Outlining a Jharkhand hill station, not too beautiful and not too popular, but always interesting
A poet is a prosaic lover, writes author Mihir Vatsa in his first non-fiction,Tales of Hazaribagh. “Talent lodges, useless, against the gaze of love,” he says. Love is an important way of understanding Vatsa’s view of his hometown and Jharkhand hill station, Hazaribagh. This book is about Hazaribagh, a place that does not appear much in the lists of places to see in India.
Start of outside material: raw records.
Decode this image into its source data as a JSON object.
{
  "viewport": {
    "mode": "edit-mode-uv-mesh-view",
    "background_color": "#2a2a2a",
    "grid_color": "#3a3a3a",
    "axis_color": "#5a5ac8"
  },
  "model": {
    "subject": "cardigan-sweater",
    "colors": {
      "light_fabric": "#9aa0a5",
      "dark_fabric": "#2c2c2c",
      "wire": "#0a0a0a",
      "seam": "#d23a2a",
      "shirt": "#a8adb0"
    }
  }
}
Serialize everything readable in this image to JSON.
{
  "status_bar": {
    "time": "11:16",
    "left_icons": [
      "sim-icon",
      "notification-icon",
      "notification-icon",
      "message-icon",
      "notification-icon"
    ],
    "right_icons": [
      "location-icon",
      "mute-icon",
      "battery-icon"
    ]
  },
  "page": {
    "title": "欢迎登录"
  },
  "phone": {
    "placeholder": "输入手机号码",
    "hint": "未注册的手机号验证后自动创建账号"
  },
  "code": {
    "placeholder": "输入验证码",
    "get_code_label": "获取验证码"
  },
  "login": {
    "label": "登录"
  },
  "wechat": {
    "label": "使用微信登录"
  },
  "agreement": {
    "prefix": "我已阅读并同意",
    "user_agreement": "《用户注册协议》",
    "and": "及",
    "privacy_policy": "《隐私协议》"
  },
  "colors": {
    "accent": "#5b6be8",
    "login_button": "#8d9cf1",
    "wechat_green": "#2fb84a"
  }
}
In this self-assured debut, Vatsa is possessive of his Hazaribagh, but refuses to do the obvious: idealize or embellish it. In resisting the rose-colored glasses travelogue trope, he chooses not to patronize the present. His gaze is not only his vision of the landscape (plateau dotted with a village, lakes, waterfalls, and rocky cliffs), but also responds to how the area changes him. What we get in this often surprising book is a vocabulary of love for a home that can’t always hold its own against the forces of change.
One such change is the naming of Hazaribagh as the headquarters of Chhotanagpur North Division, which is now seen only as a headquarters, and not as a plateau or the place with a thousand gardens. He writes: “I see an active erasure of history, an erasure also of poetry. The history of administration in Hazaribagh began because of the plateau, not in spite of it. Its recent identification as a mere host city marks a fundamental change in its perception. It tells me that Hazaribagh could soon be another Tier 3 city with its invented parks, artificial ponds, symbolic forest, increasingly stripped of its inherent beauty.” But towns and cities belong to many, not just those who love them for their inherent or comprehensive beauty. The beauty of a fiercely personal love of public things (such as places) is to seek the hidden and treasure it once found.
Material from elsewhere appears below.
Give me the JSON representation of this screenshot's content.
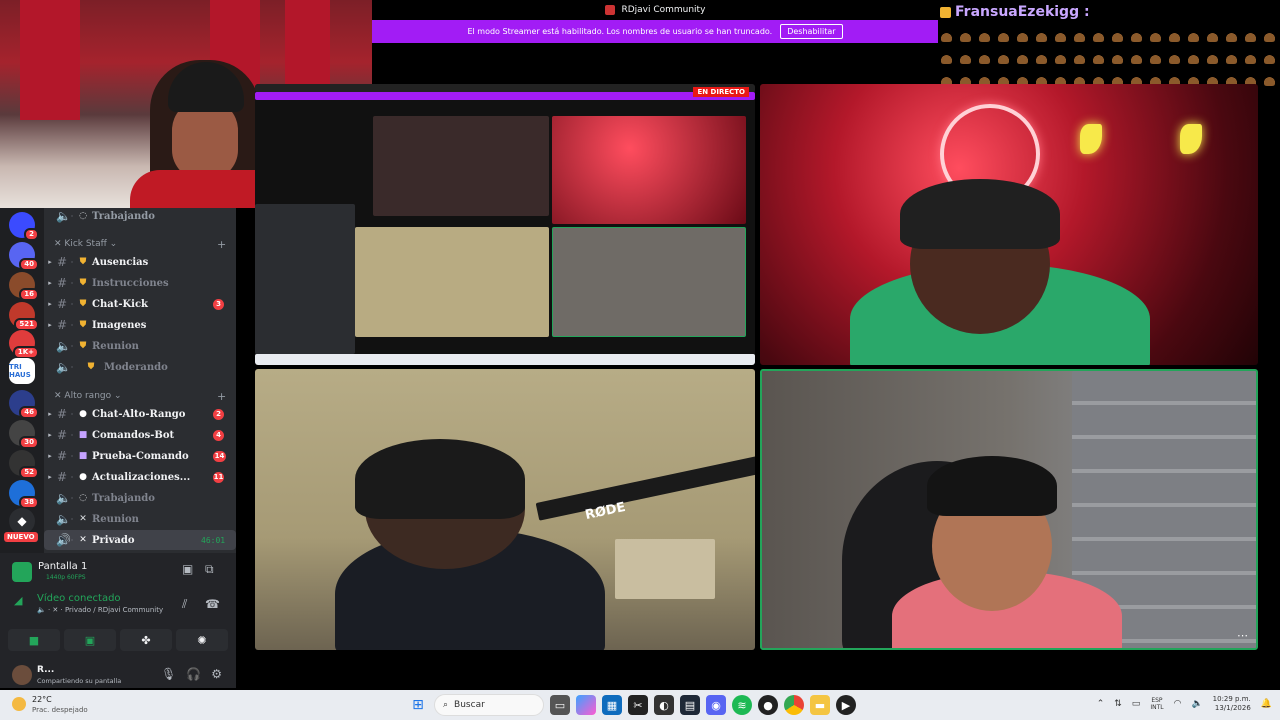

Tales of Hazaribaghhe has various missions at his heart, like finding waterfalls. Unlike other solitary male quests, much of the writing of a colonial nature in India, for example, the author’s changing personalities ensure that we are not listening to a single authoritative, omniscient voice. He is at once a ‘Hazaribagh brother’, a ‘literature student fascinated by irony’ and a ‘millennial’. In effect, this means that you take the opinion seriously, but not the opinion you have of yourself. This reminds me of another good book from 2021,the braided riverby Samrat X, who also employs a lightness of tact in narrative personality.
Like the Brahmaputra inthe braided river— and like waterfalls that swell with surprise in the monsoon —Storiesit’s marbled with a smooth notion of exploration that’s in no hurry to get anywhere. When we read a book or watch a movie, we are often told that it is action, suspense, or romance. we are waitingevents. A memoir travelogue like this challenges the idea of events and instead relies on the way things unfold at their own pace. Thus, there are walks where nothing is found. The development of a non-event is an important part of life, and this little book knows it. It is repetitive in parts, and I wonder if it is a deliberative narrative device. I would also be interested in reading such a narrative through the eyes of a woman, such as the author’s mother, who is frequently mentioned.
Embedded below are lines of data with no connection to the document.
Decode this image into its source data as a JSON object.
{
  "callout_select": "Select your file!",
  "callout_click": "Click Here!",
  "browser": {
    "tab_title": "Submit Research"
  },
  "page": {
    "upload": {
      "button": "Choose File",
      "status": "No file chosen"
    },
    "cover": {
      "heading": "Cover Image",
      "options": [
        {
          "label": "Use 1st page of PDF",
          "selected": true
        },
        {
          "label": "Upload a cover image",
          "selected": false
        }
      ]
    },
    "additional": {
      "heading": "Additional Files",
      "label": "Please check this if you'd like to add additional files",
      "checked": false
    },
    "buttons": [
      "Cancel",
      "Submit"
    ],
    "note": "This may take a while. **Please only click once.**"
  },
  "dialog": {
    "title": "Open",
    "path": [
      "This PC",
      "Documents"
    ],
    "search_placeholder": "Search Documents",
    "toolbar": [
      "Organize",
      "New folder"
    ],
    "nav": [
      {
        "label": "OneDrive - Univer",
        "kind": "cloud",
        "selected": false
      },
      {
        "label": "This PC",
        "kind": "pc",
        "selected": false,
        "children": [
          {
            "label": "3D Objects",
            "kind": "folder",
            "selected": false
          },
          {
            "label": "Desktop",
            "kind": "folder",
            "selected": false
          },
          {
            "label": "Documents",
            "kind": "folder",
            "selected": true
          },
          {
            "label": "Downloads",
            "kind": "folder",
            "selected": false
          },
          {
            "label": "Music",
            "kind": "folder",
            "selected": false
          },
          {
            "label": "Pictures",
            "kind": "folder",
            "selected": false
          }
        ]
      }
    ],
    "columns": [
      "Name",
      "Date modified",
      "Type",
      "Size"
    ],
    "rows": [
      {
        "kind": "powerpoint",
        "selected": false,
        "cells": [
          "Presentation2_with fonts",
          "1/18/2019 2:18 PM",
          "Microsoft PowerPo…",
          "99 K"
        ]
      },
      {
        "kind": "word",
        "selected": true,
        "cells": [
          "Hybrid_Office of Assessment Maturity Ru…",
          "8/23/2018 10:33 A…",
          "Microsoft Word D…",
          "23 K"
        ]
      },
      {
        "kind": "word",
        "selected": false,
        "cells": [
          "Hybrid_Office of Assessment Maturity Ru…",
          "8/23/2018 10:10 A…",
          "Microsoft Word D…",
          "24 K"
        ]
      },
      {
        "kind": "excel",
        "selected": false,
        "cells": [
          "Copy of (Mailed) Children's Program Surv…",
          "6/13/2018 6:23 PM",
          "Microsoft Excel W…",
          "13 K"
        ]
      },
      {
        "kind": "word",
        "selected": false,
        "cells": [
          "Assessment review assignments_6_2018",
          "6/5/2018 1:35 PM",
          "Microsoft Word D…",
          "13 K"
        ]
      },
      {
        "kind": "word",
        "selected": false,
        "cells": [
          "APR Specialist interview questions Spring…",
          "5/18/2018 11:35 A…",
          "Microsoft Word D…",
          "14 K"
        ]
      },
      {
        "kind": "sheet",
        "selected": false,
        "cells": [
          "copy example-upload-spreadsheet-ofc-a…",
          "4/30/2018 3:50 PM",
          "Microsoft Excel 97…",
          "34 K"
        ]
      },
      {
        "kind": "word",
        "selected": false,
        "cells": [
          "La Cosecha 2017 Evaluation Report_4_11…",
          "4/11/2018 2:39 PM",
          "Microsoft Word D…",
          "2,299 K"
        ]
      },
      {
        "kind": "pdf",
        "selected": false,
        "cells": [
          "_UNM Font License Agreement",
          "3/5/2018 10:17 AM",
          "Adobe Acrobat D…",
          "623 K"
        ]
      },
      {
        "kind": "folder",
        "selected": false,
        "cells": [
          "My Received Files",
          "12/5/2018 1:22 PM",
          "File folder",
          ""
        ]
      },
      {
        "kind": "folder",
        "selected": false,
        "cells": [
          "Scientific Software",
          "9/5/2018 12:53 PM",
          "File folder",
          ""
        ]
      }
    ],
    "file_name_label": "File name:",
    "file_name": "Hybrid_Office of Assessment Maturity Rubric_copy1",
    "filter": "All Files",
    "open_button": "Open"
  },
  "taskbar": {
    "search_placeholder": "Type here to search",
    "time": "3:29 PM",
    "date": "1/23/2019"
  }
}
But read this book and enjoy a deeply immersive, non-chauvinistic new way of writing. Find a place in India that is neither too beautiful nor too popular, but always interesting.
Tales of Hazaribagh; Mihir Vatsa, Talking Tiger, 450 rupees.
The reviewer is a conservation biologist and author of wild and stubborn.